"The compression and suction phases of blast dynamics manifest as shock waves and displacement waves respectively. The effects of a shock wave depends on the explosive charge, the distance from the explosion and the terrain and surroundings. Spalling, implosion, inertia and pressure differentials are mechanisms by which injury may be inflicted to the human body, especially to the gas containing organs. Displacement waves cause light objects to become high velocity missiles which may cause lacerations or penetrating wounds."

Keep in mind, too, that this would be affected by Superman's distance to ground level while flying, as well - Fighter Jets that are able to fly at Supersonic speeds have been seen as breaking the Sound Barrier relatively close to civilians, but only do this at low Mach Speeds and, typically, only at higher altitudes. Much of a Shockwave's power has to do with the amount of air that it displaces, and moving that fast at a higher altitude means less air to displace. A Fighter Jet that reaches Mach 1.4 at 20,000 feet above ground level, for example, isn't going to have nearly as powerful a Supersonic Shockwave or as loud a Sonic Boom as Superman reaching Mach 10,000 at 5,000 feet above ground level.

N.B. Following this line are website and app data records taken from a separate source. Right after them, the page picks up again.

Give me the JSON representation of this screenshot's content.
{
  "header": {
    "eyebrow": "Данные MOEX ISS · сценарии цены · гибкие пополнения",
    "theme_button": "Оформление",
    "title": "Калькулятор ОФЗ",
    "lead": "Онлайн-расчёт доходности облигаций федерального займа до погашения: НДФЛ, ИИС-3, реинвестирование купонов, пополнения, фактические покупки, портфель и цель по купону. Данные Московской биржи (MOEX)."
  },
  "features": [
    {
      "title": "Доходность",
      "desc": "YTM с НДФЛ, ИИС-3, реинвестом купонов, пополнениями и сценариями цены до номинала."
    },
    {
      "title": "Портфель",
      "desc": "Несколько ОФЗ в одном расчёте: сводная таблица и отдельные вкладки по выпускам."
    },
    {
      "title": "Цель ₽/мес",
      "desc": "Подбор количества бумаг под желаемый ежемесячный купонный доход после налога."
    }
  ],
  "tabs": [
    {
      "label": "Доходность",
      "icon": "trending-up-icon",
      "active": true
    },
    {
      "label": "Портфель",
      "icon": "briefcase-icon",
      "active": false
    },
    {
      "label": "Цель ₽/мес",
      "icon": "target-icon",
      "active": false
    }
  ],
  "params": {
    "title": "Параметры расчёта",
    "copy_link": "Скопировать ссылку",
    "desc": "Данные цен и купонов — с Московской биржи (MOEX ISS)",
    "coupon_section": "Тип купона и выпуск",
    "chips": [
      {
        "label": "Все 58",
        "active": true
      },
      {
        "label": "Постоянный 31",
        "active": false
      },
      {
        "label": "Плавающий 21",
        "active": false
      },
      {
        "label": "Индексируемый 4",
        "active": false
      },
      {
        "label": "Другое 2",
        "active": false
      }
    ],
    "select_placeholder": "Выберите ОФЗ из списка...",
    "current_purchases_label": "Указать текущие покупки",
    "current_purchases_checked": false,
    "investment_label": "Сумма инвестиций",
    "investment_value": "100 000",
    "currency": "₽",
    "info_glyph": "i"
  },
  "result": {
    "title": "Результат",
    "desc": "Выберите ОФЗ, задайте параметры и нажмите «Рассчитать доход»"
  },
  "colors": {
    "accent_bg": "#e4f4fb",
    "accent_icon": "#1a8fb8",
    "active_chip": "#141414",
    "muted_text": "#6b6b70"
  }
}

Exhibit C: Then next scan that UltimateSaiyan used had portrayed Superman escaping from a Black Hole, and struggled to accelerate in order to reach the Speed of Light:

This, once again, proves nothing - the escape velocity of a Black Hole in of itself surpassing the Speed of Light, and so you have to be travelling at that speed just to simply move forward within one's Event Horizaon. Superman had already been exerting a substantial amount of energy, more than necessary to move at FTL speeds, just to stay stationary and keep from being sucked in, let alone actually move at significant speeds in the opposite direction. This is also proven in the comic with the order of events, as Superman had initially got a substantial start and does accelerate to FTL speeds in mere seconds, but when that Gravity catches up to him, his speed plummets from "184,202 miles per second"  to literally "0 feet per second":

Think of it like a Truck pulling a loose tree stump, or a boulder - that truck isn't going to move nearly as fast, no matter how much Horsepower (hp) you give it, because whatever it's towing is holding it back with its weight. Superman is the "Truck", basically, and the Black Hole's Gravitational Pull is a "boulder" that is a lot bigger than the "Truck" trying to tow it. Even Light itself cannot even travel a single inch per second forwards while inside the Event Horizon of a Black Hole, despite Photons consistently moving at an incredible 186,000 miles per second otherwise. Why? Because the Gravitational energy that is now fighting against that same 186,000 miles per second speed is far too great, and the same energy that is pulling it